[Material provided — start]

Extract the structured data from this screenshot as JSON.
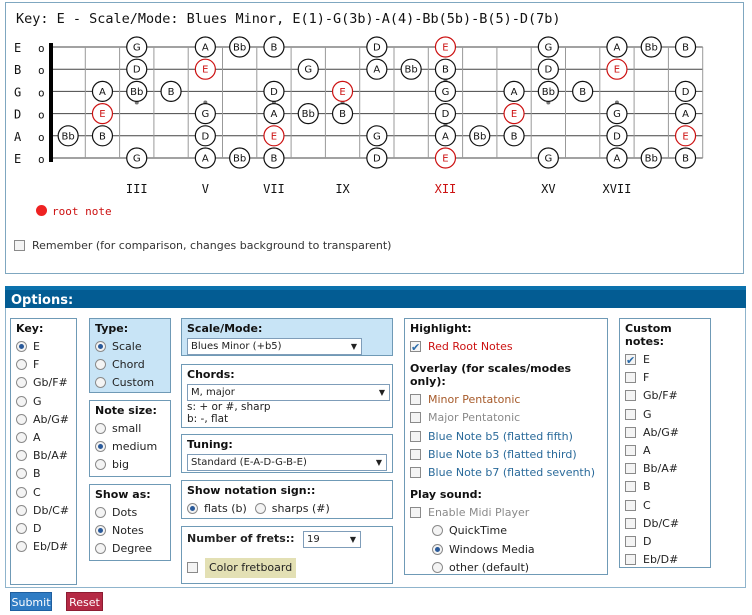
{
  "fretboard": {
    "key_label": "Key: E - Scale/Mode: Blues Minor, E(1)-G(3b)-A(4)-Bb(5b)-B(5)-D(7b)",
    "strings": [
      "E",
      "B",
      "G",
      "D",
      "A",
      "E"
    ],
    "string_open_marks": [
      "o",
      "o",
      "o",
      "o",
      "o",
      "o"
    ],
    "fret_markers": [
      {
        "fret": 3,
        "label": "III",
        "root": false
      },
      {
        "fret": 5,
        "label": "V",
        "root": false
      },
      {
        "fret": 7,
        "label": "VII",
        "root": false
      },
      {
        "fret": 9,
        "label": "IX",
        "root": false
      },
      {
        "fret": 12,
        "label": "XII",
        "root": true
      },
      {
        "fret": 15,
        "label": "XV",
        "root": false
      },
      {
        "fret": 17,
        "label": "XVII",
        "root": false
      }
    ],
    "notes": [
      {
        "string": 0,
        "fret": 3,
        "name": "G",
        "root": false
      },
      {
        "string": 0,
        "fret": 5,
        "name": "A",
        "root": false
      },
      {
        "string": 0,
        "fret": 6,
        "name": "Bb",
        "root": false
      },
      {
        "string": 0,
        "fret": 7,
        "name": "B",
        "root": false
      },
      {
        "string": 0,
        "fret": 10,
        "name": "D",
        "root": false
      },
      {
        "string": 0,
        "fret": 12,
        "name": "E",
        "root": true
      },
      {
        "string": 0,
        "fret": 15,
        "name": "G",
        "root": false
      },
      {
        "string": 0,
        "fret": 17,
        "name": "A",
        "root": false
      },
      {
        "string": 0,
        "fret": 18,
        "name": "Bb",
        "root": false
      },
      {
        "string": 0,
        "fret": 19,
        "name": "B",
        "root": false
      },
      {
        "string": 1,
        "fret": 3,
        "name": "D",
        "root": false
      },
      {
        "string": 1,
        "fret": 5,
        "name": "E",
        "root": true
      },
      {
        "string": 1,
        "fret": 8,
        "name": "G",
        "root": false
      },
      {
        "string": 1,
        "fret": 10,
        "name": "A",
        "root": false
      },
      {
        "string": 1,
        "fret": 11,
        "name": "Bb",
        "root": false
      },
      {
        "string": 1,
        "fret": 12,
        "name": "B",
        "root": false
      },
      {
        "string": 1,
        "fret": 15,
        "name": "D",
        "root": false
      },
      {
        "string": 1,
        "fret": 17,
        "name": "E",
        "root": true
      },
      {
        "string": 2,
        "fret": 2,
        "name": "A",
        "root": false
      },
      {
        "string": 2,
        "fret": 3,
        "name": "Bb",
        "root": false
      },
      {
        "string": 2,
        "fret": 4,
        "name": "B",
        "root": false
      },
      {
        "string": 2,
        "fret": 7,
        "name": "D",
        "root": false
      },
      {
        "string": 2,
        "fret": 9,
        "name": "E",
        "root": true
      },
      {
        "string": 2,
        "fret": 12,
        "name": "G",
        "root": false
      },
      {
        "string": 2,
        "fret": 14,
        "name": "A",
        "root": false
      },
      {
        "string": 2,
        "fret": 15,
        "name": "Bb",
        "root": false
      },
      {
        "string": 2,
        "fret": 16,
        "name": "B",
        "root": false
      },
      {
        "string": 2,
        "fret": 19,
        "name": "D",
        "root": false
      },
      {
        "string": 3,
        "fret": 2,
        "name": "E",
        "root": true
      },
      {
        "string": 3,
        "fret": 5,
        "name": "G",
        "root": false
      },
      {
        "string": 3,
        "fret": 7,
        "name": "A",
        "root": false
      },
      {
        "string": 3,
        "fret": 8,
        "name": "Bb",
        "root": false
      },
      {
        "string": 3,
        "fret": 9,
        "name": "B",
        "root": false
      },
      {
        "string": 3,
        "fret": 12,
        "name": "D",
        "root": false
      },
      {
        "string": 3,
        "fret": 14,
        "name": "E",
        "root": true
      },
      {
        "string": 3,
        "fret": 17,
        "name": "G",
        "root": false
      },
      {
        "string": 3,
        "fret": 19,
        "name": "A",
        "root": false
      },
      {
        "string": 4,
        "fret": 1,
        "name": "Bb",
        "root": false
      },
      {
        "string": 4,
        "fret": 2,
        "name": "B",
        "root": false
      },
      {
        "string": 4,
        "fret": 5,
        "name": "D",
        "root": false
      },
      {
        "string": 4,
        "fret": 7,
        "name": "E",
        "root": true
      },
      {
        "string": 4,
        "fret": 10,
        "name": "G",
        "root": false
      },
      {
        "string": 4,
        "fret": 12,
        "name": "A",
        "root": false
      },
      {
        "string": 4,
        "fret": 13,
        "name": "Bb",
        "root": false
      },
      {
        "string": 4,
        "fret": 14,
        "name": "B",
        "root": false
      },
      {
        "string": 4,
        "fret": 17,
        "name": "D",
        "root": false
      },
      {
        "string": 4,
        "fret": 19,
        "name": "E",
        "root": true
      },
      {
        "string": 5,
        "fret": 3,
        "name": "G",
        "root": false
      },
      {
        "string": 5,
        "fret": 5,
        "name": "A",
        "root": false
      },
      {
        "string": 5,
        "fret": 6,
        "name": "Bb",
        "root": false
      },
      {
        "string": 5,
        "fret": 7,
        "name": "B",
        "root": false
      },
      {
        "string": 5,
        "fret": 10,
        "name": "D",
        "root": false
      },
      {
        "string": 5,
        "fret": 12,
        "name": "E",
        "root": true
      },
      {
        "string": 5,
        "fret": 15,
        "name": "G",
        "root": false
      },
      {
        "string": 5,
        "fret": 17,
        "name": "A",
        "root": false
      },
      {
        "string": 5,
        "fret": 18,
        "name": "Bb",
        "root": false
      },
      {
        "string": 5,
        "fret": 19,
        "name": "B",
        "root": false
      }
    ],
    "root_legend": "root note",
    "remember_label": "Remember (for comparison, changes background to transparent)",
    "remember_checked": false,
    "colors": {
      "root": "#cc1111",
      "note_border": "#111111",
      "dot": "#666666"
    }
  },
  "options": {
    "header": "Options:",
    "key": {
      "title": "Key:",
      "items": [
        "E",
        "F",
        "Gb/F#",
        "G",
        "Ab/G#",
        "A",
        "Bb/A#",
        "B",
        "C",
        "Db/C#",
        "D",
        "Eb/D#"
      ],
      "selected": "E"
    },
    "type": {
      "title": "Type:",
      "items": [
        "Scale",
        "Chord",
        "Custom"
      ],
      "selected": "Scale"
    },
    "note_size": {
      "title": "Note size:",
      "items": [
        "small",
        "medium",
        "big"
      ],
      "selected": "medium"
    },
    "show_as": {
      "title": "Show as:",
      "items": [
        "Dots",
        "Notes",
        "Degree"
      ],
      "selected": "Notes"
    },
    "scale_mode": {
      "title": "Scale/Mode:",
      "value": "Blues Minor (+b5)"
    },
    "chords": {
      "title": "Chords:",
      "value": "M, major",
      "hint1": "s: + or #, sharp",
      "hint2": "b: -, flat"
    },
    "tuning": {
      "title": "Tuning:",
      "value": "Standard (E-A-D-G-B-E)"
    },
    "notation": {
      "title": "Show notation sign::",
      "items": [
        "flats (b)",
        "sharps (#)"
      ],
      "selected": "flats (b)"
    },
    "frets": {
      "title": "Number of frets::",
      "value": "19",
      "color_label": "Color fretboard",
      "color_checked": false
    },
    "highlight": {
      "title": "Highlight:",
      "red_root": {
        "label": "Red Root Notes",
        "checked": true
      },
      "overlay_title": "Overlay (for scales/modes only):",
      "overlays": [
        {
          "label": "Minor Pentatonic",
          "checked": false
        },
        {
          "label": "Major Pentatonic",
          "checked": false
        },
        {
          "label": "Blue Note b5 (flatted fifth)",
          "checked": false
        },
        {
          "label": "Blue Note b3 (flatted third)",
          "checked": false
        },
        {
          "label": "Blue Note b7 (flatted seventh)",
          "checked": false
        }
      ],
      "play_title": "Play sound:",
      "midi": {
        "label": "Enable Midi Player",
        "checked": false
      },
      "players": [
        "QuickTime",
        "Windows Media",
        "other (default)"
      ],
      "player_selected": "Windows Media"
    },
    "custom_notes": {
      "title": "Custom notes:",
      "items": [
        "E",
        "F",
        "Gb/F#",
        "G",
        "Ab/G#",
        "A",
        "Bb/A#",
        "B",
        "C",
        "Db/C#",
        "D",
        "Eb/D#"
      ],
      "checked": [
        "E"
      ]
    },
    "submit_label": "Submit",
    "reset_label": "Reset"
  }
}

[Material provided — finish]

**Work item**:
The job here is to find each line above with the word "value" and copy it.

**Task answer**:
      "value": "Blues Minor (+b5)"
      "value": "M, major",
      "value": "Standard (E-A-D-G-B-E)"
      "value": "19",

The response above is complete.